Personal ArchiveBiologist Filipe Oliveira’s interest in evolutionary developmental biology began in 2009 after he took a summer course at the University of São Paulo (USP). The field—which compares the developmental processes of embryos to help understand the ancestral origin of biological patterns—was still nascent in Brazil at the time. After graduating from the Federal University of Viçosa (UFV), Oliveira was given the opportunity to study a master’s degree on the subject at the University of Uppsala, Sweden, under the Erasmus Mundus scholarship program, funded by the European Union.
He moved to Sweden in early 2010, at the age of 23. The program allowed him to study some semesters at different institutions. He chose the Ludwig Maximilian University of Munich, Germany, and Harvard, USA. “I defended two dissertations,” he says. “One in Germany, on the evolution of cervical vertebrae in birds, and another that I wrote in the US and defended in Uppsala, on the evolution of bird beaks.”

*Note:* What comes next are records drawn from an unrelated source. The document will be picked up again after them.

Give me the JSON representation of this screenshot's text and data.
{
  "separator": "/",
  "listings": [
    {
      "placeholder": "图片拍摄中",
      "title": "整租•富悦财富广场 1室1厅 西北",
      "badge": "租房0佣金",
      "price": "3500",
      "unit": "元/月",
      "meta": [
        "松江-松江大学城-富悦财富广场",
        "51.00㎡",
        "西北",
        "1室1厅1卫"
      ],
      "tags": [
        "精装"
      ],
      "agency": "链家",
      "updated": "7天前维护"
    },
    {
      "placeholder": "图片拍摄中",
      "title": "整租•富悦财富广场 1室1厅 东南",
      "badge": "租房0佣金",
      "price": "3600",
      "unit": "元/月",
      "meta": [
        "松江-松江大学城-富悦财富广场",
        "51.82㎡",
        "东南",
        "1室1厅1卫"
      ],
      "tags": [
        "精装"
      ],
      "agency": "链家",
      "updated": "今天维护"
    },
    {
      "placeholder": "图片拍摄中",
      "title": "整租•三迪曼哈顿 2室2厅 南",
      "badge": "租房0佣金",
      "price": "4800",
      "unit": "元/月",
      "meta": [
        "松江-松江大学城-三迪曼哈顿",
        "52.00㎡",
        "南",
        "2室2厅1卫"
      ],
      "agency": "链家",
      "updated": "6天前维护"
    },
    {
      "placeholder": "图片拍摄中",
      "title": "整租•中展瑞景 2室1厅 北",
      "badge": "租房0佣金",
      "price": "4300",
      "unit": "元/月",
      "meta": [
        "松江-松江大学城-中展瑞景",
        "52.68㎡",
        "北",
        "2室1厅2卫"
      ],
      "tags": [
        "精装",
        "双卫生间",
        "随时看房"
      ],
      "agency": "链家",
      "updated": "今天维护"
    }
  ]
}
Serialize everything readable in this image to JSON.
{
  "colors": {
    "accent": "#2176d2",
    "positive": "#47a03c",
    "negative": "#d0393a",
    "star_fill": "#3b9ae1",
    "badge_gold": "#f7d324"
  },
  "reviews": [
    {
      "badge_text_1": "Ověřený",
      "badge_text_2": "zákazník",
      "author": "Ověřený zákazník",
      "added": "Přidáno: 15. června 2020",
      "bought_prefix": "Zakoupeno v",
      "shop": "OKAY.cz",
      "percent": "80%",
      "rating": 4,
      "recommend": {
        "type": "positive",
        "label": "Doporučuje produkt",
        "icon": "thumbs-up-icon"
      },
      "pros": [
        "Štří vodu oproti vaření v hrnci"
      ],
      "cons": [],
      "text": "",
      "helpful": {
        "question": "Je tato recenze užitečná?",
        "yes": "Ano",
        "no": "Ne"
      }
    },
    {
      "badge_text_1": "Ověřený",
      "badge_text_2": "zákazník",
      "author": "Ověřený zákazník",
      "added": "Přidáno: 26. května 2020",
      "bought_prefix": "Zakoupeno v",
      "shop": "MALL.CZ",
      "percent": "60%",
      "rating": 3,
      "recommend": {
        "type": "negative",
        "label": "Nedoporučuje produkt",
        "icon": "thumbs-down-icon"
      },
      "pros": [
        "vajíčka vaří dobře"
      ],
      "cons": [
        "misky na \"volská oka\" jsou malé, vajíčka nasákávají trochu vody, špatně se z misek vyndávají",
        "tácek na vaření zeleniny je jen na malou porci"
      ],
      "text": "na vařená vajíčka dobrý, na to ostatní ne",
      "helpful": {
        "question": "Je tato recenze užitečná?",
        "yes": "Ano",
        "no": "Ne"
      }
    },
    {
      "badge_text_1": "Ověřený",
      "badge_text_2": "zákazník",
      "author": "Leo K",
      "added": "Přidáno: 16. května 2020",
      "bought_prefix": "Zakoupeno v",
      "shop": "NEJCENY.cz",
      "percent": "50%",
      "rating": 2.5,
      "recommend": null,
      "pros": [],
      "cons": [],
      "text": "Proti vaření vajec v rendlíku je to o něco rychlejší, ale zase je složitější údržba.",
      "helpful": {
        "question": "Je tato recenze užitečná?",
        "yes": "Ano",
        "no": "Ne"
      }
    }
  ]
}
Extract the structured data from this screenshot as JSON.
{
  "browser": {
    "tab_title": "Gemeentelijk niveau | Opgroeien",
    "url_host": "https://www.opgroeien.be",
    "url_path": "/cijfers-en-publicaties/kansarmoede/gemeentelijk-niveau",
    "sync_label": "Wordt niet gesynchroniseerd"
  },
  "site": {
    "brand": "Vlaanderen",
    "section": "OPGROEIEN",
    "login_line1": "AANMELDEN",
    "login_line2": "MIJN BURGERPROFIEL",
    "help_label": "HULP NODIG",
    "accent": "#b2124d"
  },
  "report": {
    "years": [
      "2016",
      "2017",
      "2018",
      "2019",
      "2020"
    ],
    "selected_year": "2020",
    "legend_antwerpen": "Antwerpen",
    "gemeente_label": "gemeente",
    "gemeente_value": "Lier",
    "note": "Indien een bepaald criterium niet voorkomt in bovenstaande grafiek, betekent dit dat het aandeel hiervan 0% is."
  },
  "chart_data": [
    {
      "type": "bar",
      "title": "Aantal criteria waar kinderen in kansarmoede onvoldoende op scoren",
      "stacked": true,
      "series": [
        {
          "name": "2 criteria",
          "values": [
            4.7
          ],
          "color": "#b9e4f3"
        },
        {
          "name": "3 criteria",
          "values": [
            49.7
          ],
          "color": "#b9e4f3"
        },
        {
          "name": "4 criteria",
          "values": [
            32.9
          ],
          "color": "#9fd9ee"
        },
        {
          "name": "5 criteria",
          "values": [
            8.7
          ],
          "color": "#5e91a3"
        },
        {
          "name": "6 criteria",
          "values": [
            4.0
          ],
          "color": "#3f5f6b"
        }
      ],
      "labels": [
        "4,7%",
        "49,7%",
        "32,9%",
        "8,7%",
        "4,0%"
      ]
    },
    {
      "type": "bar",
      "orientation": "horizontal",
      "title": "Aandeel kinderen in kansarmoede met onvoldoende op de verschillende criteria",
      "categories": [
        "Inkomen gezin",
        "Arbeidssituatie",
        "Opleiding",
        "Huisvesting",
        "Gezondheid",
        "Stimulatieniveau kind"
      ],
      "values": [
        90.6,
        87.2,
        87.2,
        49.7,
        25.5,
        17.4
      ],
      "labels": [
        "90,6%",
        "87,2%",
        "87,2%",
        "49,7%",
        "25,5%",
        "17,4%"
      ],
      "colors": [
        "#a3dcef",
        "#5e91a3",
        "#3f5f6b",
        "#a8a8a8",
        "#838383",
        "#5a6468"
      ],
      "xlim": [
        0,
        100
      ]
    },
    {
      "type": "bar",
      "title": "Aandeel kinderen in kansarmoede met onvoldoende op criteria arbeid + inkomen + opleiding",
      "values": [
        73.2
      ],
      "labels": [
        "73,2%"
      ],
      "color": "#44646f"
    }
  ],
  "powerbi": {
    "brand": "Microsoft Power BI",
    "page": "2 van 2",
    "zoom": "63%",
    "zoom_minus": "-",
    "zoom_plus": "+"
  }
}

After completing his master’s degree in 2012, Oliveira returned to Brazil to take a course on organic evolution at the São Paulo School of Advanced Science (ESPCA), a FAPESP program for master’s, doctorate, and postdoctorate students from Brazil and abroad. A few weeks later, he began a new project with a grant from the UFV General Biology Department, studying the mandibles of bee embryos using scanning electron microscopes.
“At the same time, I was working with undergraduates to create the Miró in Darwin leaflet, which gave me an opportunity to put my interest in connecting science and society into practice,” he says.
The biologist did not spend long in Viçosa. In 2013, he applied for a position as a research assistant at the Institute of Biotechnology of the University of Helsinki, Finland, where he began his PhD studying the skulls of snake and lizard embryos. “I deepened my academic activities at museums in Finland, Germany, and the US,” he recalls. “These experiences made me think about the processes that connect people to science and technology.”
At Lungi, an entrepreneurship program run by Helsinki Think Company, Oliveira used these ideas to develop a social project. In 2016, he completed his PhD and returned to Brazil to start a new venture called Conector Ciência (“Science Connector”). He moved to Lençóis, Bahia, with a colleague, Finnish designer Tuomas Saikkonen, where they began social projects to improve access to science in schools by reusing microprocessors and sensors to make new equipment.
“The idea was to put on workshops in schools and encourage creativity and innovative thinking through scientific and technological experimentation,” the biologist explains. More than 34 workshops have been conducted so far, with just over 800 participants, and the project is gradually expanding its reach. Based in Rio de Janeiro, Conector Ciência has held workshops at universities, schools, and businesses throughout Brazil.
More recently, it has partnered with German initiative Prometheus Science. “We are now focusing on the manufacture and use of scientific-quality digital microscopes. The aim is to give people the encouragement and means to develop innovative products, research, and businesses,” he says. “We want to engage young people, children, parents, and educators by making science more practical in schools.”Republish